(Exercise data)

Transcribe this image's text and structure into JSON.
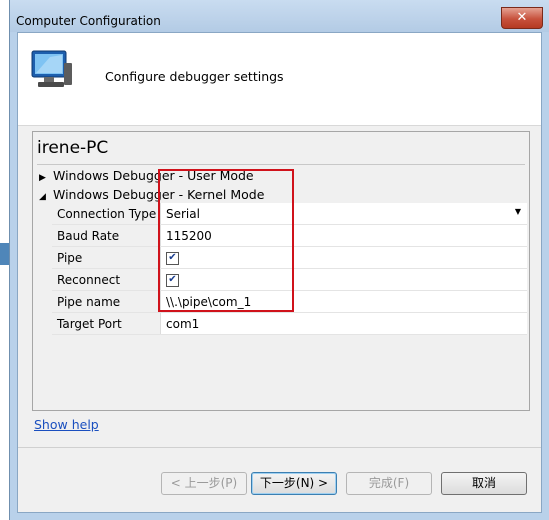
{
  "window": {
    "title": "Computer Configuration",
    "close_glyph": "✕"
  },
  "header": {
    "heading": "Configure debugger settings",
    "icon": "computer-monitor-icon"
  },
  "panel": {
    "computer_name": "irene-PC",
    "nodes": [
      {
        "label": "Windows Debugger - User Mode",
        "expanded": false
      },
      {
        "label": "Windows Debugger - Kernel Mode",
        "expanded": true
      }
    ],
    "properties": [
      {
        "name": "Connection Type",
        "value": "Serial",
        "type": "dropdown"
      },
      {
        "name": "Baud Rate",
        "value": "115200",
        "type": "text"
      },
      {
        "name": "Pipe",
        "checked": true,
        "type": "checkbox"
      },
      {
        "name": "Reconnect",
        "checked": true,
        "type": "checkbox"
      },
      {
        "name": "Pipe name",
        "value": "\\\\.\\pipe\\com_1",
        "type": "text"
      },
      {
        "name": "Target Port",
        "value": "com1",
        "type": "text"
      }
    ]
  },
  "show_help": "Show help",
  "buttons": {
    "back": "< 上一步(P)",
    "next": "下一步(N) >",
    "finish": "完成(F)",
    "cancel": "取消"
  },
  "colors": {
    "highlight": "#d0121b",
    "link": "#1a4fbf"
  }
}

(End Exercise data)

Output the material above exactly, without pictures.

Transcribe this image's text and structure into JSON.
{
  "window": {
    "title": "Computer Configuration",
    "close_glyph": "✕"
  },
  "header": {
    "heading": "Configure debugger settings",
    "icon": "computer-monitor-icon"
  },
  "panel": {
    "computer_name": "irene-PC",
    "nodes": [
      {
        "label": "Windows Debugger - User Mode",
        "expanded": false
      },
      {
        "label": "Windows Debugger - Kernel Mode",
        "expanded": true
      }
    ],
    "properties": [
      {
        "name": "Connection Type",
        "value": "Serial",
        "type": "dropdown"
      },
      {
        "name": "Baud Rate",
        "value": "115200",
        "type": "text"
      },
      {
        "name": "Pipe",
        "checked": true,
        "type": "checkbox"
      },
      {
        "name": "Reconnect",
        "checked": true,
        "type": "checkbox"
      },
      {
        "name": "Pipe name",
        "value": "\\\\.\\pipe\\com_1",
        "type": "text"
      },
      {
        "name": "Target Port",
        "value": "com1",
        "type": "text"
      }
    ]
  },
  "show_help": "Show help",
  "buttons": {
    "back": "< 上一步(P)",
    "next": "下一步(N) >",
    "finish": "完成(F)",
    "cancel": "取消"
  },
  "colors": {
    "highlight": "#d0121b",
    "link": "#1a4fbf"
  }
}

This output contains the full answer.